Cadet Matthew Lisle scanned the contents of his duffel bag one last time. His uniform, helmet, canteen, protective gear and other necessities all sat inside. He had everything he needed for his pre-deployment training in Fort Knox, Ky.
But Lisle wasn’t headed off to war. Fort Knox was his first stop on a humanitarian trip where he and six other BYU Army ROTC cadets would join cadets from other battalions to translate for Army dentists offering free clinics to civilians in Latin America.

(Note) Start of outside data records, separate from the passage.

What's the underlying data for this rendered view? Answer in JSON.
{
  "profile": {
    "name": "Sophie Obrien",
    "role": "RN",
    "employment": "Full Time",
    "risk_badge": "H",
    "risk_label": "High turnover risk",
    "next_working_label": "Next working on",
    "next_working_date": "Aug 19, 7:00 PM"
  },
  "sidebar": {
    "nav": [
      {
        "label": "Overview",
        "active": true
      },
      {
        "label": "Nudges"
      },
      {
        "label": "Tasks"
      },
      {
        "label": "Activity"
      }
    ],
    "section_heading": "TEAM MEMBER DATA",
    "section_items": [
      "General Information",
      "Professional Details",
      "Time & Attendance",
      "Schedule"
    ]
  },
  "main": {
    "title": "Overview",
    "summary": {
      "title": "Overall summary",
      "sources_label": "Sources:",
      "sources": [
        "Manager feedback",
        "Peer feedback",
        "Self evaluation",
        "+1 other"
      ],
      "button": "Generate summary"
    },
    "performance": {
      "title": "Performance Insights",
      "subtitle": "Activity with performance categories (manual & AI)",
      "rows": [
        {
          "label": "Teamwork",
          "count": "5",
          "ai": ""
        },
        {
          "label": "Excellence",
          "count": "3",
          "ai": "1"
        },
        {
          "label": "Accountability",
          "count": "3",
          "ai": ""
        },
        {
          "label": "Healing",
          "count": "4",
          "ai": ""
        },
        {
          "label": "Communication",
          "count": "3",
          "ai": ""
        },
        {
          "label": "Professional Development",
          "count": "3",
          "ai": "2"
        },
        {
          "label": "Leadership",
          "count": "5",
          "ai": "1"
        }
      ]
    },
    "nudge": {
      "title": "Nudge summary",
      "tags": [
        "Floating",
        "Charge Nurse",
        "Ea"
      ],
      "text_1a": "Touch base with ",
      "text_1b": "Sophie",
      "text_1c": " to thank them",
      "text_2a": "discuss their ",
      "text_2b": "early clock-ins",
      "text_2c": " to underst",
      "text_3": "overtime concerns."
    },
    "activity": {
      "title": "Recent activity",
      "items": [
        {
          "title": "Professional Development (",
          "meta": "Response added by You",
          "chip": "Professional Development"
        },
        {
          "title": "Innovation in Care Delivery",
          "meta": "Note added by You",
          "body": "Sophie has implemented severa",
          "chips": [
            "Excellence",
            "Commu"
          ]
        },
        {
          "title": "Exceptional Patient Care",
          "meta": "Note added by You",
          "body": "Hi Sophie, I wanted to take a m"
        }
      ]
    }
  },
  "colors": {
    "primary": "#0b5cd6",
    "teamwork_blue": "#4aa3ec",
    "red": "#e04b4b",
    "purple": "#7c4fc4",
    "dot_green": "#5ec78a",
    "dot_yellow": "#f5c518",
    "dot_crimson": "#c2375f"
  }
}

Each summer, BYU sends a group of Army ROTC cadets abroad as part of the Cultural Understanding and Language Proficiency program in Beyond the Horizon, an annual humanitarian and civic assistance exercise. This May, some cadets traveled to El Salvador and others to Panama, where they used their Spanish language skills to interpret for U.S. Army medical specialists.

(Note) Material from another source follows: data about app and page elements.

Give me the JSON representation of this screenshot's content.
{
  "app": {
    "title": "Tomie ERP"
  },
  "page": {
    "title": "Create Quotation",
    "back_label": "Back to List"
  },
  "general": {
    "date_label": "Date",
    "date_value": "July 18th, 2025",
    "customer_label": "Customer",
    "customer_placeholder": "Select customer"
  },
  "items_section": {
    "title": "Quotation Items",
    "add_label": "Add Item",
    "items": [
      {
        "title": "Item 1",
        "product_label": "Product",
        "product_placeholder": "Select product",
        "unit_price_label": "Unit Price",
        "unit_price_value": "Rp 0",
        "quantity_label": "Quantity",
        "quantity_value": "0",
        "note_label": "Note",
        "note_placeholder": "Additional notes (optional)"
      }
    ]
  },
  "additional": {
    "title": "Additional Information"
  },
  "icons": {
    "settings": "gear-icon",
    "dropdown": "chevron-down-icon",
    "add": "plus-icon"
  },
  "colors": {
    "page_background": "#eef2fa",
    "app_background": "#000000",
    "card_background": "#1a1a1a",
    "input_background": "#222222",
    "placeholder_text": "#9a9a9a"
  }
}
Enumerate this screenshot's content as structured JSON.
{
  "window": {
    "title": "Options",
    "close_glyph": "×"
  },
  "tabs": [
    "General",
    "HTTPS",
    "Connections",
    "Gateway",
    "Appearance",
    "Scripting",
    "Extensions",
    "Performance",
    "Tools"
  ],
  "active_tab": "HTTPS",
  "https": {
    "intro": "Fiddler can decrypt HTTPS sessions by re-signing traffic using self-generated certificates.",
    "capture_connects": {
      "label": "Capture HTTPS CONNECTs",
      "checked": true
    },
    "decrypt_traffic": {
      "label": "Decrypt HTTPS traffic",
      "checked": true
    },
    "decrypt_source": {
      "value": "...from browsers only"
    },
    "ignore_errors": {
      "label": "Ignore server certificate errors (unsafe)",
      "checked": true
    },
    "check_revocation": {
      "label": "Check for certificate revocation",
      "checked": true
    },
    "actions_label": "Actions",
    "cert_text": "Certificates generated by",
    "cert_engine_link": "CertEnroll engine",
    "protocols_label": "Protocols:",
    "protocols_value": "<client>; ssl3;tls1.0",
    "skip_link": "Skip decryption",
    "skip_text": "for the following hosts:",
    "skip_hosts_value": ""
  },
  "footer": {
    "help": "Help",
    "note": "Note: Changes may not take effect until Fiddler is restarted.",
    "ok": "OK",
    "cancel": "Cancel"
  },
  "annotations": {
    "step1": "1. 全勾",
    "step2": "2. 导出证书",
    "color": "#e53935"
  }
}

After spending a week at the ROTC headquarters in Fort Knox where cadets received medical checkups and training for pre-deployment, anti-terrorism and first aid, the cadets set off on their respective trips.
Then they got right to work.
“I helped birth a child my very first day, so that was exciting. It was quite the experience,” said Cadet Jon Selee, a junior political science major, who facilitated conversation between civilians and Army doctors in Panama.
For a month, the Army specialists in Panama set up a full clinic, including family medicine, optometry, OB/GYN and pharmaceutical services. Selee and two other BYU cadets worked with all doctors to help them communicate with their patients.
“Optometry was really cool because there were a lot of people who would come in and could barely see … and they were just super grateful to be able to see once we could get them some glasses,” Selee said.
Meanwhile, another group of cadets spent the month in El Salvador translating for Army dentists and teaching civilians about preventive dental care while they waited for checkups. They even got some hands-on experience.
“They let us pull teeth. … If I had one highlight moment, it was yanking the first tooth out. … It was awesome,” said Cadet Trevor Findlay, a finance major from Seattle.
Even more valuable to the cadets than practicing their dental skills was a glimpse into their future careers.
“It was a humanitarian project but it was also a military thing at the same time, so I really liked being able to understand pre-deployment training,” Findlay said. “I found out what it’s going to be like when I do graduate and become an officer and that was … my biggest takeaway, what I can expect from a life in the Army.”
According to Lt. Col. Marc Boberg, professor of military science, understanding military procedure was one of the many objectives of the trips, which also included leadership practice, understanding foreign cultures, improving foreign language capability and learning to live the Army values. In doing so, Boberg hopes the Cadets can set a good example for those around them.
“Every interaction they have with (us), they walk away with an impression of the U.S. Army, of Americans, of BYU students, of members of the (LDS) Church,” Boberg said. “You’re representing much more than yourself, especially when you’re wearing that American flag on your shoulder.”